Diamonds may be a key to revolutionizing the field of communications, according to researchers at the California NanoSystems Institute (CNSI) at UCSB, who just won a $6.1 million government grant to pursue diamond-based quantum information processing.
The researchers believe the grant will allow them to develop ultra-secure communications and further speed computation and database searches. Among other things, the researchers hope to develop the capacity to instantly destroy a signal if anyone tries to tamper with it, a technology that would be useful for banks and other institutions.
Professor David Awschalom, the principle investigator on the projects, said the use of diamonds in information technology is pioneering on more than one level. “Because diamonds are made of carbon, they are a relatively clean materials resource,” said Awschalom, a professor of physics, and electrical and computer engineering at UCSB. “In addition, it is the best thermo-conductor on the planet,” Awschalom said, “so it is very good at carrying heat away from electronics.”
Traditional quantum experiments are conducted under conditions of extremely low temperature and high pressure, but diamonds bring it all back to room temperature.
The cost of diamonds has limited the technology, but CNSI plans to build “a world-class research facility for the creation of synthetic diamonds” and diamond materials, according to the April 15 press release about the grant. “Now that we can grow them synthetically in the lab, it becomes much more affordable,” Awschalom said.
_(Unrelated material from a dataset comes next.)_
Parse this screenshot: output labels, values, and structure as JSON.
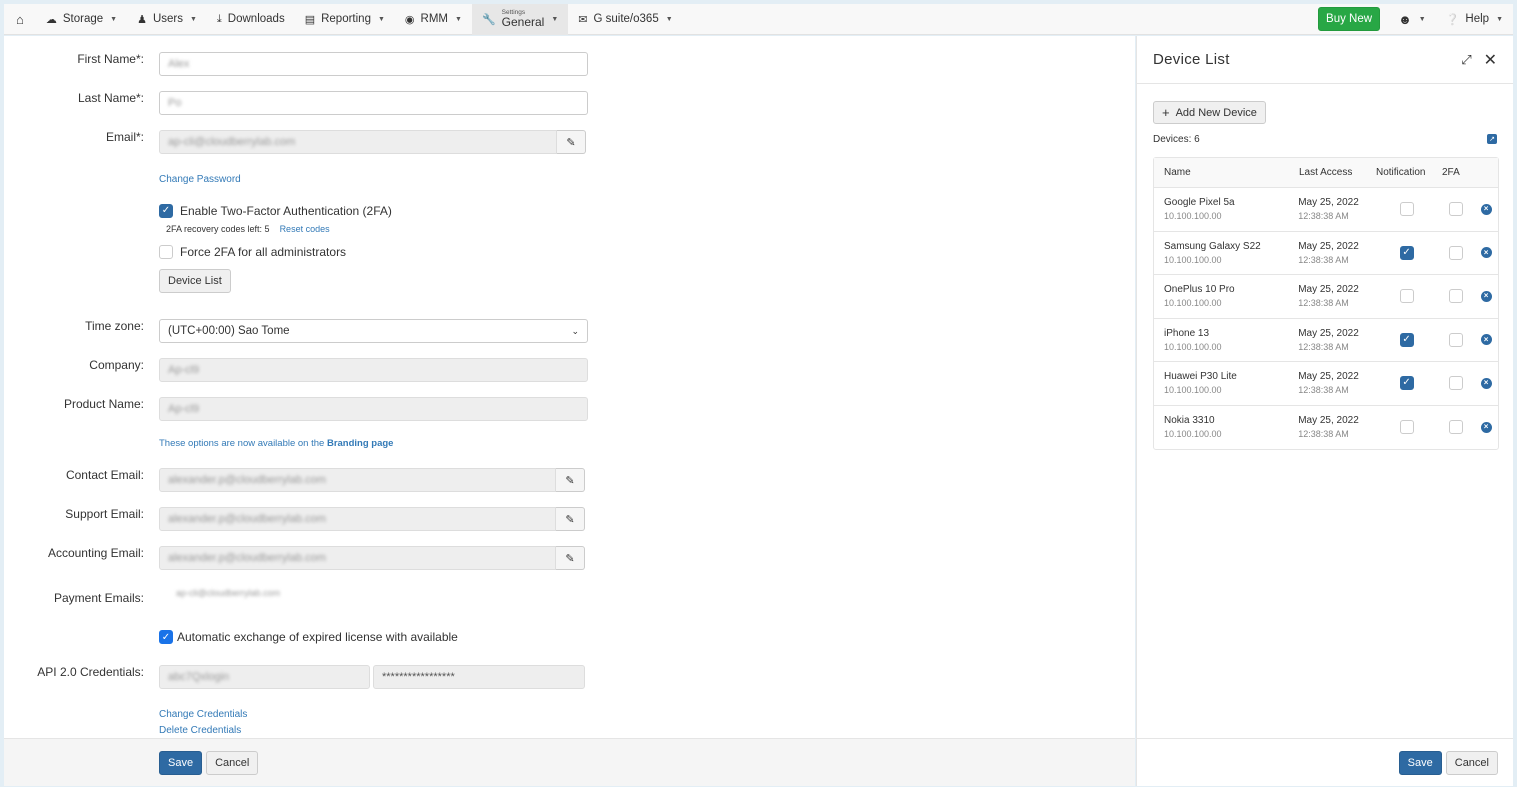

By analyzing the odd way particles behave at the quantum scale - such as the phenomenon of an electron spinning in different directions at the same time, and in the same space, known as superposition of states - the projects will focus on developing new quantum measurement techniques. The UCSB-led team plans to manipulate the spin of a single electron inside a diamond.
The Defense Advanced Research Projects Agency (DARPA) and the Air Force Office of Scientific Research (AFOSR) are funding the projects. Eight UCSB professors are on the research team, which also includes scientists from Hewlett-Packard Research Labs, the Lawrence Berkeley National Laboratory, Harvard University, MIT, the University of Iowa, and the Delft University of Technology.
Benjamin Gottlieb is an Independent intern.